══ EXCERPTED RECORDS
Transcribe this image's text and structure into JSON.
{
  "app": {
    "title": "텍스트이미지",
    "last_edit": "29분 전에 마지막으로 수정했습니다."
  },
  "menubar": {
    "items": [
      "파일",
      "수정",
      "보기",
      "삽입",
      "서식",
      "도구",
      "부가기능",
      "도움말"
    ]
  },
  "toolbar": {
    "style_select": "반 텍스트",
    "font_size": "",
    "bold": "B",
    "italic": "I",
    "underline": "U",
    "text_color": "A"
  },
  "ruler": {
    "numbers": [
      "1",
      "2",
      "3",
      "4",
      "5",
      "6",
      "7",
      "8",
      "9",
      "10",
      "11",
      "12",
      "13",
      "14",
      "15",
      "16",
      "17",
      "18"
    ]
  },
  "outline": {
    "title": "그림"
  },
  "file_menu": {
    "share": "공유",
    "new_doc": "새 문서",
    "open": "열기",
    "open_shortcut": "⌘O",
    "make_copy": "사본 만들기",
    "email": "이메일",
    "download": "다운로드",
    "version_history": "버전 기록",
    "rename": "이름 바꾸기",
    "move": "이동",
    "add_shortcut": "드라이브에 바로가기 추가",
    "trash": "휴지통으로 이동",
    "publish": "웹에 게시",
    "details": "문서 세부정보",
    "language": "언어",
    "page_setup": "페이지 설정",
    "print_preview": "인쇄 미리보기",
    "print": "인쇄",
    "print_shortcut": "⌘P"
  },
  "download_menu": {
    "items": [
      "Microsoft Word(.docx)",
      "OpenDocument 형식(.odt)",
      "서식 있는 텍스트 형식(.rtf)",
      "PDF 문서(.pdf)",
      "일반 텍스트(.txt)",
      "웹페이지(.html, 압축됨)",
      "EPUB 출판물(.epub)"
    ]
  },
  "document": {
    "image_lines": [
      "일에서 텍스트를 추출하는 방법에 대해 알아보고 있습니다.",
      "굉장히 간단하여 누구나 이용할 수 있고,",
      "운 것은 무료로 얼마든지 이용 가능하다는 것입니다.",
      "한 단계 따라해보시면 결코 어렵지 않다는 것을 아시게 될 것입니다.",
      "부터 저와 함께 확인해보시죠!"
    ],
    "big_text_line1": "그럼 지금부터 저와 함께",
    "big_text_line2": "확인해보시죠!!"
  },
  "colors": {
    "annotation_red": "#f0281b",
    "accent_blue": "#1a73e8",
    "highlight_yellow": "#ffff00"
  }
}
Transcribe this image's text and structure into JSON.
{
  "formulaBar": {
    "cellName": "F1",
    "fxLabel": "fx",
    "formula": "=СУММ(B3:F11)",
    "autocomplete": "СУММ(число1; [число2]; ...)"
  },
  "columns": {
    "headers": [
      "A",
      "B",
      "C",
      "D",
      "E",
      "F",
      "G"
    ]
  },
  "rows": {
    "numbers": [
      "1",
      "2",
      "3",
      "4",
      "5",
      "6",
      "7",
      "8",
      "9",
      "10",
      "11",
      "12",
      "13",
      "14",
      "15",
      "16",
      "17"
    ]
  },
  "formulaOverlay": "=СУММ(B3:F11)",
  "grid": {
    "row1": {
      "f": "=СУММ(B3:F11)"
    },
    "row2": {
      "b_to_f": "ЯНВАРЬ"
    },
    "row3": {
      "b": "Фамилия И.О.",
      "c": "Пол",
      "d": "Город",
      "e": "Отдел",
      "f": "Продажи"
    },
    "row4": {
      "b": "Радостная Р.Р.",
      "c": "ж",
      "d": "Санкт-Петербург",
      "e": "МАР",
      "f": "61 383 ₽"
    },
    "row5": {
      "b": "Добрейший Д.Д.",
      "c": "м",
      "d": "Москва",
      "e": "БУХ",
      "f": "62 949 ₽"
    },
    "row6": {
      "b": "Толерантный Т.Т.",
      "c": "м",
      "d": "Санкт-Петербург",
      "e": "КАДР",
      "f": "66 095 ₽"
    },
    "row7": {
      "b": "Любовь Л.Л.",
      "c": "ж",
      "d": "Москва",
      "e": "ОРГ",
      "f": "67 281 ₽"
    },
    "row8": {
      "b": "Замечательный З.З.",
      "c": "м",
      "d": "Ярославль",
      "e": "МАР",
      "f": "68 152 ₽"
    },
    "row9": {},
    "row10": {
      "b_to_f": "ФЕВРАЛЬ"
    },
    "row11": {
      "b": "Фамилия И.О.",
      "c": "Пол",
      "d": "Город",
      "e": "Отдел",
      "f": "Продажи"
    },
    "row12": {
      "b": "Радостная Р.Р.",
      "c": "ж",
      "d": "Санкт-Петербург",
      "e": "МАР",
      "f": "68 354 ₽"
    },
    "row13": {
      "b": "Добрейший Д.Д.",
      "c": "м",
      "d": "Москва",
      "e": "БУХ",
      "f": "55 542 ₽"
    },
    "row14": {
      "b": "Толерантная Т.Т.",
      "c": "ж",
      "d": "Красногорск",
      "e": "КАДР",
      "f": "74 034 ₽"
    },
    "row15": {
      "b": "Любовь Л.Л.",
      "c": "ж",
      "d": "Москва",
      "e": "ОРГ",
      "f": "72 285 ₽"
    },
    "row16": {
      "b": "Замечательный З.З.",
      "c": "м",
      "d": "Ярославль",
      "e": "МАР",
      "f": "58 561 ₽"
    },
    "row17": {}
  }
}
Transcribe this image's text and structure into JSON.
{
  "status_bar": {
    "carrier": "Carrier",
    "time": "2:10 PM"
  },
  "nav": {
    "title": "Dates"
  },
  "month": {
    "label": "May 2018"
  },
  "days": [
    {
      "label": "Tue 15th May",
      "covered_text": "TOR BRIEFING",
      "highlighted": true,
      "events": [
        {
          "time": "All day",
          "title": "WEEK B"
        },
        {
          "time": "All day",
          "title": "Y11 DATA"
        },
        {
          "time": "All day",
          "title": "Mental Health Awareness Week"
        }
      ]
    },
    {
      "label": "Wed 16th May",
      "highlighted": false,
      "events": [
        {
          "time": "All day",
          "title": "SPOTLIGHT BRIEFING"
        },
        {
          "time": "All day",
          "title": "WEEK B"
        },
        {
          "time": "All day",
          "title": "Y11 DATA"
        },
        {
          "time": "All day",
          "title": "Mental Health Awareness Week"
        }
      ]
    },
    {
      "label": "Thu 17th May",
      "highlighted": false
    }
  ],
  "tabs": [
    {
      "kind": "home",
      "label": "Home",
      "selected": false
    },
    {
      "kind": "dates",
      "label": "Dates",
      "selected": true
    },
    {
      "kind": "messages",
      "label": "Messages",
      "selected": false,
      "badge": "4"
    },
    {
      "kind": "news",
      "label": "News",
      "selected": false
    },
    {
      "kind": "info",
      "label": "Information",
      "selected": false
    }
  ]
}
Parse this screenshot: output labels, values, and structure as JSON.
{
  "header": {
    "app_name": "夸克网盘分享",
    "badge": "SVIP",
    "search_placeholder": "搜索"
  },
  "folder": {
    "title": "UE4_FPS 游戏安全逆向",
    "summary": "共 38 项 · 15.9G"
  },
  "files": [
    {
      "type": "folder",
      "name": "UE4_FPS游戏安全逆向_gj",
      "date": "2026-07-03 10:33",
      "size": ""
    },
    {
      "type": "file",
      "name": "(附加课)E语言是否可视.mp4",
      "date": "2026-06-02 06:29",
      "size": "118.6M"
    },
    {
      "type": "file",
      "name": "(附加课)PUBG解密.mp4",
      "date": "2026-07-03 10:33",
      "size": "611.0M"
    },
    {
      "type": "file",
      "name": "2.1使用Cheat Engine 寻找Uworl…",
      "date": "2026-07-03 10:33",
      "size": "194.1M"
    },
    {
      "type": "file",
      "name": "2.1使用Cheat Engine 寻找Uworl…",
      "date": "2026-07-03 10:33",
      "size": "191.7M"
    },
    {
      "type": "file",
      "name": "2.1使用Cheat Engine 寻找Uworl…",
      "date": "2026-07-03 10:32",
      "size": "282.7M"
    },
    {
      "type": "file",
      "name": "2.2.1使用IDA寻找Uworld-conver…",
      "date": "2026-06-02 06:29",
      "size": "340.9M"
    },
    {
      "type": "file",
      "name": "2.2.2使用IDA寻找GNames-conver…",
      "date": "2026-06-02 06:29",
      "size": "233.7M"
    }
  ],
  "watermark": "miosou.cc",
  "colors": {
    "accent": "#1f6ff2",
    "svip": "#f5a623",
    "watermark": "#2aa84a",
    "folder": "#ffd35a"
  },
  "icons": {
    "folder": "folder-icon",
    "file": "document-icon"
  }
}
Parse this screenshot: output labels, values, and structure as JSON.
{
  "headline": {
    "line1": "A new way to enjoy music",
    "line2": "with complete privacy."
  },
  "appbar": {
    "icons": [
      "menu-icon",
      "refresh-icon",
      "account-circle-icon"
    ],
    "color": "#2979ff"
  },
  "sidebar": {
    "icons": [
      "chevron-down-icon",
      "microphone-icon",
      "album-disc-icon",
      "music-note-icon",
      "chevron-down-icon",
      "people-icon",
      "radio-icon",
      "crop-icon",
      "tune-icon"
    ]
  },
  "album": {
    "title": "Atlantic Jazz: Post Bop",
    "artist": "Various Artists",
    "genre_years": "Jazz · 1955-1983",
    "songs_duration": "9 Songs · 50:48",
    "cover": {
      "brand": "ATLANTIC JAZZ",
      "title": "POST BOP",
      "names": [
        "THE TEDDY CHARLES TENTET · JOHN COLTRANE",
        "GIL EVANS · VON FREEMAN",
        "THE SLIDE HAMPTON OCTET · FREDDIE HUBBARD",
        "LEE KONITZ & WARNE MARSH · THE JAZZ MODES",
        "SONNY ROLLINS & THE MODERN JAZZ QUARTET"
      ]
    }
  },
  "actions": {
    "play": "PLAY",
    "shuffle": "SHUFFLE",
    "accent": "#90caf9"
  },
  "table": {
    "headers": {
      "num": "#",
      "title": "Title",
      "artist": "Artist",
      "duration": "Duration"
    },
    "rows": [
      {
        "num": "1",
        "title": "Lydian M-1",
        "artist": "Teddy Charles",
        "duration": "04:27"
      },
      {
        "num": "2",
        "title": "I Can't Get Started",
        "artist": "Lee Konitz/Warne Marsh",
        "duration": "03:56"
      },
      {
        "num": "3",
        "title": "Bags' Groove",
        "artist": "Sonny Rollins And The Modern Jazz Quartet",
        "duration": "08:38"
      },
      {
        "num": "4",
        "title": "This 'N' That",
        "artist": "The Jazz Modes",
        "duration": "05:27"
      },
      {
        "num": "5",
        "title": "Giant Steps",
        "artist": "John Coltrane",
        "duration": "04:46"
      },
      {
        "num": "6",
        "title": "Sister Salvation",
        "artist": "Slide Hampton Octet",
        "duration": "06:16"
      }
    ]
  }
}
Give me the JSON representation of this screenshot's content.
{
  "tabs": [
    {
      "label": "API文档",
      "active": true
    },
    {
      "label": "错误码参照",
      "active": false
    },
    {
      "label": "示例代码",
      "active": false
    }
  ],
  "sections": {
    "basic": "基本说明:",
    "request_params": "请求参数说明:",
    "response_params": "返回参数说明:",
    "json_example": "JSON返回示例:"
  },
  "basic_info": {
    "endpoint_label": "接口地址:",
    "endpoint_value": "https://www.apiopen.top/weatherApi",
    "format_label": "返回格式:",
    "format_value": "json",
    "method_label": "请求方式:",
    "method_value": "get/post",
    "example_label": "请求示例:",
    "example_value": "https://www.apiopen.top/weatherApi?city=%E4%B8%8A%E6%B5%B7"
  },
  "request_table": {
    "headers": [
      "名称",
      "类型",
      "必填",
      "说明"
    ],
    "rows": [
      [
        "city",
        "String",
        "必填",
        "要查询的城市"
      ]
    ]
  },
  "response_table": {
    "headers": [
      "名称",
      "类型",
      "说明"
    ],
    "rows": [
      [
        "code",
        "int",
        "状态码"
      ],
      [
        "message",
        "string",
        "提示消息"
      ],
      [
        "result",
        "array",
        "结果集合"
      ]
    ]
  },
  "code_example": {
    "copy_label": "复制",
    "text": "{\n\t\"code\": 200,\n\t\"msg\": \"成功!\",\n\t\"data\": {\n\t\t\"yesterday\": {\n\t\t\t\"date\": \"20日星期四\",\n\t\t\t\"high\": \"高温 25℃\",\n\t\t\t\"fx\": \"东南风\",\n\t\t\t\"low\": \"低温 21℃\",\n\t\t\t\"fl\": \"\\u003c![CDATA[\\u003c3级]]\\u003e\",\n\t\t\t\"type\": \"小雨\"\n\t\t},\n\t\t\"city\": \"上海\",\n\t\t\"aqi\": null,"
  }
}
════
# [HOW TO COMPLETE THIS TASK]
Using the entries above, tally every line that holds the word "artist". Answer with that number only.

# [RESPONSE]
8